Maybe this makes for a better continuum?

You can still argue that it’s possible to ‘do a bit of both’, but can you argue that you value bother equally? Is one set of values as good as any other?

Maybe not. Although you really can be a bit pragmatic and a bit romantic, maybe this doesn’t really get to the heart of the distinction either. For instance, does knowing that Dewey was a pragmatist help anyone or heal any wounds? Probably not. I think probably the most useful distinction is that between academic and therapeutic aims identified by Kathryn Ecclestone and Dennis Hayes in their book The Dangerous Rise of Therapeutic Education. In it they see therapeutic education as being predicated on the concept of a ‘diminished self’ and the idea that we’re all damaged, vulnerable, emotionally fragile and suffering from low self-esteem. Therapy is all around us. What was once seen as a treatment for those who were disturbed or mentally ill is now embraced as nurturing for everybody. We are all damaged by our toxic childhoods and we all need to talk about the underlying causes for everything all the time.

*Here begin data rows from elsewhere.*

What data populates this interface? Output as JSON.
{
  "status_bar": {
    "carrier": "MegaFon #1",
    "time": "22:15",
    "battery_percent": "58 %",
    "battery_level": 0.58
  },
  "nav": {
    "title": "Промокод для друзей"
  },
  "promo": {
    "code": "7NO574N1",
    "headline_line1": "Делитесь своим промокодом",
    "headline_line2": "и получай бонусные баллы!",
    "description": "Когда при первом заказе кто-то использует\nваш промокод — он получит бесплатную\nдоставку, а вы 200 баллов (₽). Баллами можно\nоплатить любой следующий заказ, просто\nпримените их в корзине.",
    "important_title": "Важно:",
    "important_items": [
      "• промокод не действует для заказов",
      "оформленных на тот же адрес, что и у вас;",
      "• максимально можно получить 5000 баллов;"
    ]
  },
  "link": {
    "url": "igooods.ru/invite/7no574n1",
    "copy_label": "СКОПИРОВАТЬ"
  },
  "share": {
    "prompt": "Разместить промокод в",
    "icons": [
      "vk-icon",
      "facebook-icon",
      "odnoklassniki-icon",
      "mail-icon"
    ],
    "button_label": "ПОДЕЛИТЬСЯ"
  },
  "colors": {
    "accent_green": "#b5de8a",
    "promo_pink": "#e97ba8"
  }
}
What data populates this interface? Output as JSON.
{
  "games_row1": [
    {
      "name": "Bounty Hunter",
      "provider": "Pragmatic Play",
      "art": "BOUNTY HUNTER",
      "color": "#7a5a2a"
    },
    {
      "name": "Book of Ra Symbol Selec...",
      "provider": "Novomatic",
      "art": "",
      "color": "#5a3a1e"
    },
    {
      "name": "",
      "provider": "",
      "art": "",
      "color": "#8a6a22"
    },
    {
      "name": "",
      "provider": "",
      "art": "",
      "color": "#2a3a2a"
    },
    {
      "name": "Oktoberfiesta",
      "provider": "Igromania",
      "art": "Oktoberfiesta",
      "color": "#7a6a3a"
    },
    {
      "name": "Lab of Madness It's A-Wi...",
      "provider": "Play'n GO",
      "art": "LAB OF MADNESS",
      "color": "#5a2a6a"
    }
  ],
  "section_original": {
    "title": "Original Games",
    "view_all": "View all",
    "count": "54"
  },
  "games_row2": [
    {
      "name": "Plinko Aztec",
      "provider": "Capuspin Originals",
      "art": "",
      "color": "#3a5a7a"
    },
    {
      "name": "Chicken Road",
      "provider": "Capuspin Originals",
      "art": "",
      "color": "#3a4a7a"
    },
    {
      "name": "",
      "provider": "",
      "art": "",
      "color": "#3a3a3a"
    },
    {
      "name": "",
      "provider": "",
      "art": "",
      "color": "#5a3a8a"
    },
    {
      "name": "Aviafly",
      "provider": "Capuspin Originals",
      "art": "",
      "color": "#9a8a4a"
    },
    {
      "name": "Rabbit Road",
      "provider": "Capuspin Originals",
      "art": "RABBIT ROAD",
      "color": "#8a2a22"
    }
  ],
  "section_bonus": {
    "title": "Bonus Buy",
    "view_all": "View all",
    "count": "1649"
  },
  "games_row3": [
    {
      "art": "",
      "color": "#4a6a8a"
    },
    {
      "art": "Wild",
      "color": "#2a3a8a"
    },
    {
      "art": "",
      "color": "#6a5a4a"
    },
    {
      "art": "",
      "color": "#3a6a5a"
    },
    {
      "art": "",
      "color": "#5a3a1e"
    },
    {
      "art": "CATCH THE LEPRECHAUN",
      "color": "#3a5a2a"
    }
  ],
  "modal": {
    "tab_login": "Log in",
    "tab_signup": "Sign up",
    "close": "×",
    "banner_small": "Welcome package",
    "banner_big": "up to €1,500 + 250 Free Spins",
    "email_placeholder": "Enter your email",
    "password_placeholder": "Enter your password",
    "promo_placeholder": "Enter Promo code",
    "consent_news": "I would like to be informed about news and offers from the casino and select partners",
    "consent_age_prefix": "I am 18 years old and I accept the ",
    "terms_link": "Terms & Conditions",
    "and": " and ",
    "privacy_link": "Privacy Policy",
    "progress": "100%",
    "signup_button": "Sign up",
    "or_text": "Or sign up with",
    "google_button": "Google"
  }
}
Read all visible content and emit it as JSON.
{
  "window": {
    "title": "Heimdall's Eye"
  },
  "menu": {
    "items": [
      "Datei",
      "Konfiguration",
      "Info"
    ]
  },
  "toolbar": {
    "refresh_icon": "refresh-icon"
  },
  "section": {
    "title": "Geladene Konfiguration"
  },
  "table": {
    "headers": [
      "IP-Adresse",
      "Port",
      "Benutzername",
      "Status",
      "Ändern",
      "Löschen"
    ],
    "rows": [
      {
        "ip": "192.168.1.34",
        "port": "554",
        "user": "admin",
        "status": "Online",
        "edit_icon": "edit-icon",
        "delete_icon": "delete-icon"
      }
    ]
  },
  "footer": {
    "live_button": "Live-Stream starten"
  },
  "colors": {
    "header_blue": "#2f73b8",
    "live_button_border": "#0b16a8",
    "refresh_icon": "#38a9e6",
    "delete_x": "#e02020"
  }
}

Does this continuum work any better?

What you choose to do in the classroom will, inevitably, depend on your immediate concerns. No matter how much you value raising children’s self-esteem, in the run up to exams you’ll probably place more emphasis on learning the abstract concepts needed to be successful. Likewise, regardless of how fixated you are on academic ends, if a child has suffered a personal loss or is in emotional turmoil, you’ll probably adapt your approach in light of their feelings, at least to some degree. This is not in question. What you value informs much more than your decision on how best to deal with Year 8 on Monday morning, it informs why you do it. Of course you can value more than one thing at a time, but, by definition, you can’t have more than one priority.